- [YOUR ASSIGNMENT] Scan the data below for lines holding the word "color", and copy each line found.

(EXTRACTED RECORDS Opens)

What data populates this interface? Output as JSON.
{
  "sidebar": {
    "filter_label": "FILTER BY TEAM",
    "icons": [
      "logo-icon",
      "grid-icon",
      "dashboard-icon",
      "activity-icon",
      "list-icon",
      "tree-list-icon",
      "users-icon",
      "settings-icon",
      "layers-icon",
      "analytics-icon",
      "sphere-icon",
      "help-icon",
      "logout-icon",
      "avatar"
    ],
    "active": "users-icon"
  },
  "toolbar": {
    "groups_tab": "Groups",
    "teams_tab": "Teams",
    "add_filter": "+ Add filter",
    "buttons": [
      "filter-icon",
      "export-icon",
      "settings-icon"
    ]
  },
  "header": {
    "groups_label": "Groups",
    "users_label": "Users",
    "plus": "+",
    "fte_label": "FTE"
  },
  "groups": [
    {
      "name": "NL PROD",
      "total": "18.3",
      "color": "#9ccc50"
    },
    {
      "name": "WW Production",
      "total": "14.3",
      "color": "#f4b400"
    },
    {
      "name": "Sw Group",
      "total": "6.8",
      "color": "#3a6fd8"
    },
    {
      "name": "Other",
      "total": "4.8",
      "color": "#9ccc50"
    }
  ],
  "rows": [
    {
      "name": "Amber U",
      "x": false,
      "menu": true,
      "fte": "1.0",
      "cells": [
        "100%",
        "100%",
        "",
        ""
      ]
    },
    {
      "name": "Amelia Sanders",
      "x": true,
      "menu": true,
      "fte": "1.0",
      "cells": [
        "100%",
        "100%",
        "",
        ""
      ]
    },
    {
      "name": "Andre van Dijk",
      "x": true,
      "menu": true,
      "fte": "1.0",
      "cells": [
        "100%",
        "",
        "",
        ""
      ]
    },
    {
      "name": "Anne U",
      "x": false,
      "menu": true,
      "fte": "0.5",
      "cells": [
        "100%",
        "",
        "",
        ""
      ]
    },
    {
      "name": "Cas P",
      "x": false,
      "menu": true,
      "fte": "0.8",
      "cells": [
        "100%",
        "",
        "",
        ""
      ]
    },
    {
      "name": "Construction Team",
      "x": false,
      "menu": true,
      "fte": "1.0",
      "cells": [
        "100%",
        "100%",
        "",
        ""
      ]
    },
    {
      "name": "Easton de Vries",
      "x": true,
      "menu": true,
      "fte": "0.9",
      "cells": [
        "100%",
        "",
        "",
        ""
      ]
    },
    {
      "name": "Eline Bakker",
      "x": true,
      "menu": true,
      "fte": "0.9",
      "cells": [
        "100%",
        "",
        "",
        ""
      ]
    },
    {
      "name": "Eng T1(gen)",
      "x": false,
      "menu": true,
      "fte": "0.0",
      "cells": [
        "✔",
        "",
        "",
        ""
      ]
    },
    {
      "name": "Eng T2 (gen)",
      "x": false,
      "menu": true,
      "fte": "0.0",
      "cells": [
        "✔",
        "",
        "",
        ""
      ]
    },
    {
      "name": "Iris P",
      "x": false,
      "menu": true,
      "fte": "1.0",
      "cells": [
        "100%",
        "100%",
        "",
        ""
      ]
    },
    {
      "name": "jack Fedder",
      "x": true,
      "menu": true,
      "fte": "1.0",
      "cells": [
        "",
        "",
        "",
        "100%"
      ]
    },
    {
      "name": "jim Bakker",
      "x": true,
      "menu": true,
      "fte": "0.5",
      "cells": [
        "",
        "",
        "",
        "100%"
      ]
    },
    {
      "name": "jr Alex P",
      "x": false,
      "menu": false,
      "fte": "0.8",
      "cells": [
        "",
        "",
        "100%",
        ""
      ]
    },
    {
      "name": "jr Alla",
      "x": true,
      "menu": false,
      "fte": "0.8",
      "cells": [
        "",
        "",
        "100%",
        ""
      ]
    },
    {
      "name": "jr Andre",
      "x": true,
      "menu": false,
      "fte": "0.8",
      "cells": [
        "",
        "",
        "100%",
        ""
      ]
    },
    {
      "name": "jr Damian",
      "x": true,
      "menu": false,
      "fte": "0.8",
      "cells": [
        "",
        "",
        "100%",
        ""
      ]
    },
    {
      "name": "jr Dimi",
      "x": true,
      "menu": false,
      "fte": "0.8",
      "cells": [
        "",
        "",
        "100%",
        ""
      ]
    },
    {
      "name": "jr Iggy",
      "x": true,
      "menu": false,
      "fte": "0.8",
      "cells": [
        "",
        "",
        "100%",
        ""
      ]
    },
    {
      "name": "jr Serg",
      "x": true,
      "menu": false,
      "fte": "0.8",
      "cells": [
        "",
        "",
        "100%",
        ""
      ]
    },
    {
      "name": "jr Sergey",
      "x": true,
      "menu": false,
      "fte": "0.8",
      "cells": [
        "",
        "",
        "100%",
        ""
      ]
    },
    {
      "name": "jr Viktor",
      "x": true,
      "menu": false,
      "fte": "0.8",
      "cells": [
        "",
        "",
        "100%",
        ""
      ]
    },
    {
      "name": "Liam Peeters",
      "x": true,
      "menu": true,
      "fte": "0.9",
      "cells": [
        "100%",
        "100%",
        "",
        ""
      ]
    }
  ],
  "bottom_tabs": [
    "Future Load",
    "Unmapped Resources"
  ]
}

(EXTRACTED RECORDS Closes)

- [PROBLEM SOLUTION]
      "color": "#9ccc50"
      "color": "#f4b400"
      "color": "#3a6fd8"
      "color": "#9ccc50"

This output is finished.